Copyright © University of Cambridge. All rights reserved.

Complete solutions were sent in by Ruth
from Manchester High School for Girls, by Ben who did not name his
school and by Andrei from Tudor Vianu National College,
Romania.

This is Ben's solution to the first part:

Suppose $(x_1, y_1)$ is a point on the parabola $y = ax^2$ where $x_1$ and $y_1$ are integers, that is $y_1=ax_1^2$. Then, if $n$ is an integer, $nx_1$ and $n^2$ are also integers and so $$a(nx_1)^2 = n^2(ax_1^2)= n^2y_1.$$ So $(nx_1, n^2y_1)$ is another solution with integer coordinates. As $n$ can take an infinite number of integer values, if there is at least one lattice point solution, there are an infinite number.

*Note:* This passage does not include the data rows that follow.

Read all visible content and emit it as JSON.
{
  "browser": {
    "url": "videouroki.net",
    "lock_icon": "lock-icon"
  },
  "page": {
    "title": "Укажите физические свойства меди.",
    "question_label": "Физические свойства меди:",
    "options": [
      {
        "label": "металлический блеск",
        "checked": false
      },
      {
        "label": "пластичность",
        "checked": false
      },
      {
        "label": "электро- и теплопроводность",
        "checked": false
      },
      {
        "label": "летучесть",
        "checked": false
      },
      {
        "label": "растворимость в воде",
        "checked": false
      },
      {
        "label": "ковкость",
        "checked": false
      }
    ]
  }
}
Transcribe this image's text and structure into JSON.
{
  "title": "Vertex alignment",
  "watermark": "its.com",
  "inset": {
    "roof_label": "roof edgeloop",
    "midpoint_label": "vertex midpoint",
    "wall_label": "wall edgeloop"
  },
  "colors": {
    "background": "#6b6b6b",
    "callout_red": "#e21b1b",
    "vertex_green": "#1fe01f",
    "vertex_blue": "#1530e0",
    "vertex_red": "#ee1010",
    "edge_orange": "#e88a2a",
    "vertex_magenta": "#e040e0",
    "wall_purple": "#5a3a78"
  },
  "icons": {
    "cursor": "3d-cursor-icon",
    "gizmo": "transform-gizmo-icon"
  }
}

This is Ruth's solution to the second part:

On the hyperbola $x^2 -y^2 = 84 = (x+y)(x-y)$, for $x$ and $y$ to be integers, $(x+y)$ and $(x-y)$ have to be the same parity because $(x+y)+(x-y)=2x$ and, for the total of two numbers to be even, they either have to be both odd or both even.

As $(x+y)(x-y)=84$ at least one bracket has to be even. As we require diophantine solutions, both brackets must be even. The only factorisations of 84 into two even numbers are: $$84=2\times 42 = 42 \times 2 = -2\times -42 = -42 \times -2 = 6\times 14 = 14\times 6 = -6\times -14 = -14\times -6.$$ Each of these gives a distinct solution so the 8 solutions are $x= \pm 22, y=\pm 20$ (4 solutions) and $x=\pm 10, y=\pm 4$ ( 4 solutions).

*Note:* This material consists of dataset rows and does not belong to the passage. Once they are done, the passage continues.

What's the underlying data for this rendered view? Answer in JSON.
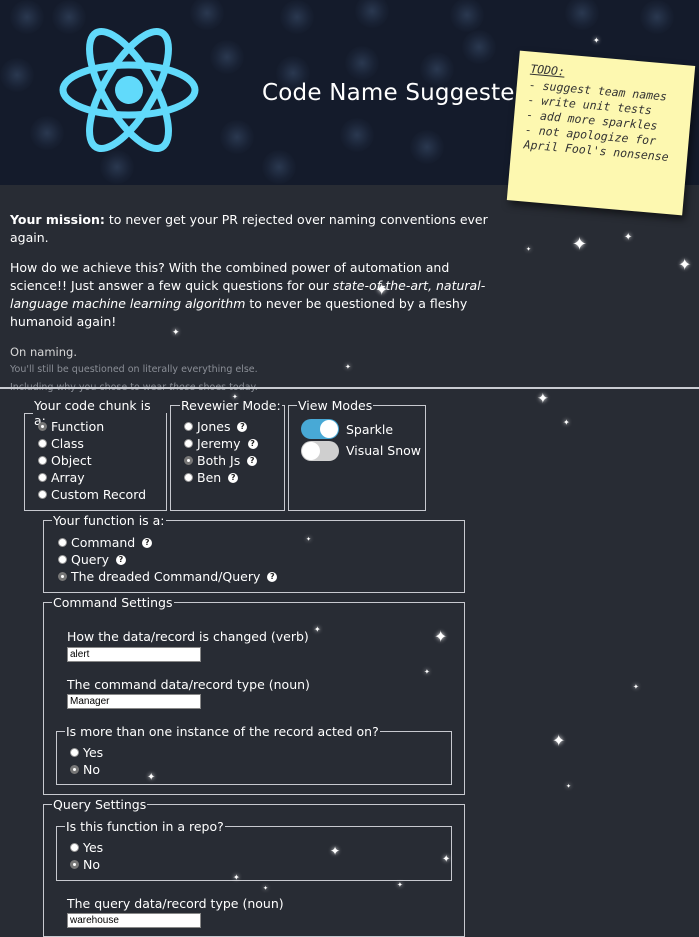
{
  "header": {
    "title": "Code Name Suggester",
    "logo": "react-atom-logo"
  },
  "sticky_note": {
    "title": "TODO:",
    "items": [
      "- suggest team names",
      "- write unit tests",
      "- add more sparkles",
      "- not apologize for",
      "April Fool's nonsense"
    ]
  },
  "intro": {
    "mission_bold": "Your mission:",
    "mission_text": " to never get your PR rejected over naming conventions ever again.",
    "how_text_1": "How do we achieve this? With the combined power of automation and science!! Just answer a few quick questions for our ",
    "how_italic": "state-of-the-art, natural-language machine learning algorithm",
    "how_text_2": " to never be questioned by a fleshy humanoid again!",
    "naming": "On naming.",
    "note1": "You'll still be questioned on literally everything else.",
    "note2_a": "Including why you chose to wear ",
    "note2_italic": "those",
    "note2_b": " shoes today."
  },
  "code_chunk": {
    "legend": "Your code chunk is a:",
    "options": [
      "Function",
      "Class",
      "Object",
      "Array",
      "Custom Record"
    ],
    "selected": "Function"
  },
  "reviewer_mode": {
    "legend": "Revewier Mode:",
    "options": [
      "Jones",
      "Jeremy",
      "Both Js",
      "Ben"
    ],
    "selected": "Both Js"
  },
  "view_modes": {
    "legend": "View Modes",
    "toggles": [
      {
        "label": "Sparkle",
        "on": true
      },
      {
        "label": "Visual Snow",
        "on": false
      }
    ]
  },
  "function_type": {
    "legend": "Your function is a:",
    "options": [
      "Command",
      "Query",
      "The dreaded Command/Query"
    ],
    "selected": "The dreaded Command/Query"
  },
  "command_settings": {
    "legend": "Command Settings",
    "verb_label": "How the data/record is changed (verb)",
    "verb_value": "alert",
    "noun_label": "The command data/record type (noun)",
    "noun_value": "Manager",
    "multi_legend": "Is more than one instance of the record acted on?",
    "multi_options": [
      "Yes",
      "No"
    ],
    "multi_selected": "No"
  },
  "query_settings": {
    "legend": "Query Settings",
    "repo_legend": "Is this function in a repo?",
    "repo_options": [
      "Yes",
      "No"
    ],
    "repo_selected": "No",
    "noun_label": "The query data/record type (noun)",
    "noun_value": "warehouse"
  },
  "colors": {
    "background": "#282c34",
    "header": "#141b2b",
    "accent": "#61dafb",
    "toggle_on": "#48a9d6"
  }
}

There are two lattice points on the hyperbola in the first quadrant: (10,4) and (22,20). The lattice points (10, -4) and (22, -20) are the reflections of these points in the $x$-axis. Also $x\geq \sqrt 84$ or $x\leq -\sqrt 84$ so there are two branches of the hyperbola. The other four lattice points lie on the other branch of the hyperbola and are the reflections of these four points in the $y$-axis.

This is Ben's solution to the first part:

Suppose $(x_1, y_1)$ is a point on the parabola $y = ax^2$ where $x_1$ and $y_1$ are integers, that is $y_1=ax_1^2$. Then, if $n$ is an integer, $nx_1$ and $n^2$ are also integers and so $$a(nx_1)^2 = n^2(ax_1^2)= n^2y_1.$$ So $(nx_1, n^2y_1)$ is another solution with integer coordinates. As $n$ can take an infinite number of integer values, if there is at least one lattice point solution, there are an infinite number.

This is Ruth's solution to the second part:

On the hyperbola $x^2 -y^2 = 84 = (x+y)(x-y)$, for $x$ and $y$ to be integers, $(x+y)$ and $(x-y)$ have to be the same parity because $(x+y)+(x-y)=2x$ and, for the total of two numbers to be even, they either have to be both odd or both even.

As $(x+y)(x-y)=84$ at least one bracket has to be even. As we require diophantine solutions, both brackets must be even. The only factorisations of 84 into two even numbers are: $$84=2\times 42 = 42 \times 2 = -2\times -42 = -42 \times -2 = 6\times 14 = 14\times 6 = -6\times -14 = -14\times -6.$$ Each of these gives a distinct solution so the 8 solutions are $x= \pm 22, y=\pm 20$ (4 solutions) and $x=\pm 10, y=\pm 4$ ( 4 solutions).

There are two lattice points on the hyperbola in the first quadrant: (10,4) and (22,20). The lattice points (10, -4) and (22, -20) are the reflections of these points in the $x$-axis. Also $x\geq \sqrt 84$ or $x\leq -\sqrt 84$ so there are two branches of the hyperbola. The other four lattice points lie on the other branch of the hyperbola and are the reflections of these four points in the $y$-axis.